### Exercise directions
Lines containing the word "Startup" are the ones to copy from the records below.

### Given entries

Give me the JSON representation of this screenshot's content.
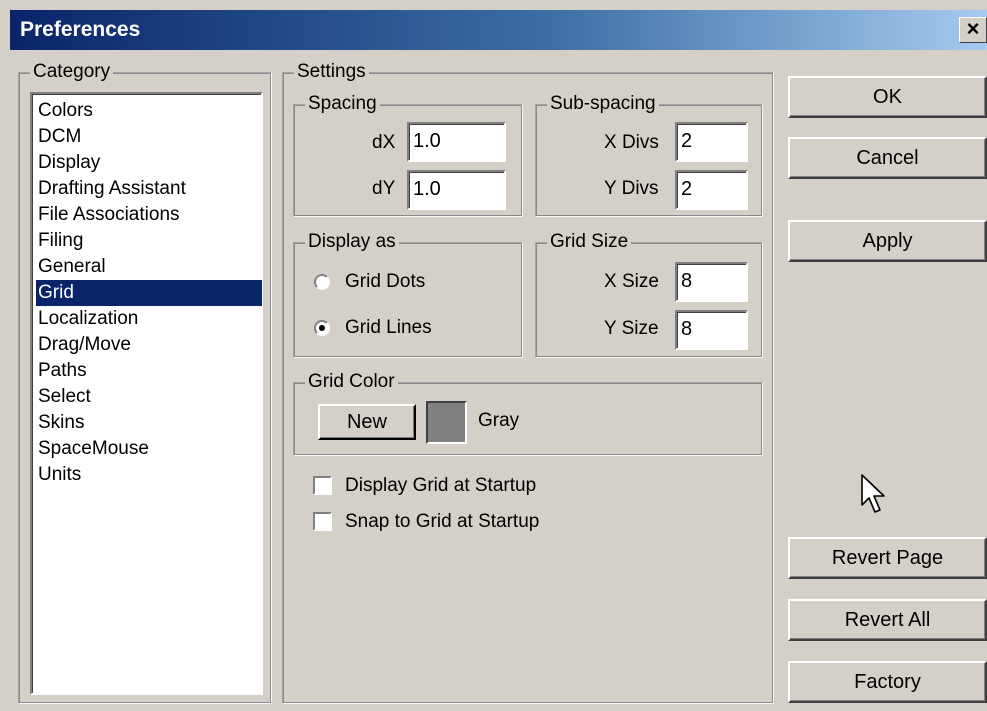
{
  "window": {
    "title": "Preferences",
    "close_glyph": "×",
    "close_icon": "close-icon"
  },
  "category": {
    "legend": "Category",
    "items": [
      "Colors",
      "DCM",
      "Display",
      "Drafting Assistant",
      "File Associations",
      "Filing",
      "General",
      "Grid",
      "Localization",
      "Drag/Move",
      "Paths",
      "Select",
      "Skins",
      "SpaceMouse",
      "Units"
    ],
    "selected": "Grid"
  },
  "settings": {
    "legend": "Settings",
    "spacing": {
      "legend": "Spacing",
      "dx_label": "dX",
      "dx_value": "1.0",
      "dy_label": "dY",
      "dy_value": "1.0"
    },
    "subspacing": {
      "legend": "Sub-spacing",
      "xdivs_label": "X Divs",
      "xdivs_value": "2",
      "ydivs_label": "Y Divs",
      "ydivs_value": "2"
    },
    "display_as": {
      "legend": "Display as",
      "options": [
        "Grid Dots",
        "Grid Lines"
      ],
      "selected": "Grid Lines"
    },
    "grid_size": {
      "legend": "Grid Size",
      "xsize_label": "X Size",
      "xsize_value": "8",
      "ysize_label": "Y Size",
      "ysize_value": "8"
    },
    "grid_color": {
      "legend": "Grid Color",
      "new_label": "New",
      "color_name": "Gray",
      "color_hex": "#808080"
    },
    "checkboxes": [
      {
        "label": "Display Grid at Startup",
        "checked": false
      },
      {
        "label": "Snap to Grid at Startup",
        "checked": false
      }
    ]
  },
  "buttons": {
    "ok": "OK",
    "cancel": "Cancel",
    "apply": "Apply",
    "revert_page": "Revert Page",
    "revert_all": "Revert All",
    "factory": "Factory"
  },
  "colors": {
    "face": "#d4d0c8",
    "selection": "#0a246a",
    "title_start": "#0a246a",
    "title_end": "#a6caf0"
  },
  "cursor_icon": "arrow-cursor-icon"
}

### Task response
        "label": "Display Grid at Startup",
        "label": "Snap to Grid at Startup",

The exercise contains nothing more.